- Fresh, relevant content will be necessary to keep it updated.
- Make sure there’s a balance between the free and paid versions. While you want them to upgrade, you don’t want to turn them off completely.
According to a 2018 report by Reuters Digital News, subscribers are the most effective mobile app monetization strategy for news applications.
Mobile app monetization best practices
1. It’s all about the experience
The user experience must be preserved at all costs. You’ll do more harm to your app’s revenue if you ruin the user experience.
2. Keep bringing in new users
Your mobile app’s monetization will only grow if you continue to invest in new users. Do not let off of the gas pedal at this point! User churn is an unavoidable part of every app business. To increase monetization, you’ll need to seek out new customers proactively.
3. The use of hybrid mobile app monetization

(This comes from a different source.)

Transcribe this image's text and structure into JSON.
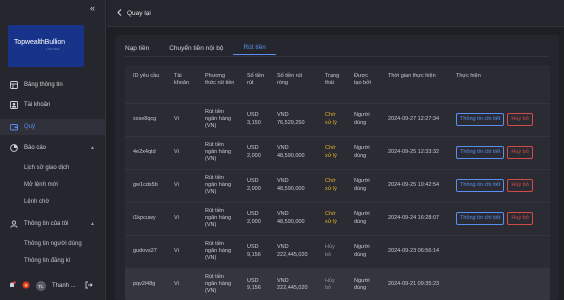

Multiple mobile app monetization approaches are perfectly acceptable. It’s a great idea. It is possible to use many types of app monetization at the same time. Make sure that you’re not doing too much that will adversely affect the user experience.
4. Keep up to date
Keep an eye out for policy updates from the main app platforms. This is critical since it might have a major impact on your plan in a matter of hours.
5. Your app is unique
Assuming that something has worked for another developer is a risky assumption to make. Every app is different. What works for one mobile app doesn’t always work for another.
Treinetic’s thoughts on these trends
Developers will reap the benefits of the app economy, with income from mobile app monetization expected to increase in general over the next few years. Even though premium applications were once the most popular, free applications have already overtaken them as the new norm. Developers will be able to generate more income over a longer period as a result of this.
Developers will increasingly have to use hybrid mobile monetization techniques. There should be no one-size-fits-all approach to app monetization. A more stable strategy is to spread revenue generation among multiple strategies, especially in a market that might change fast. Why? Because app users’ preferences change often.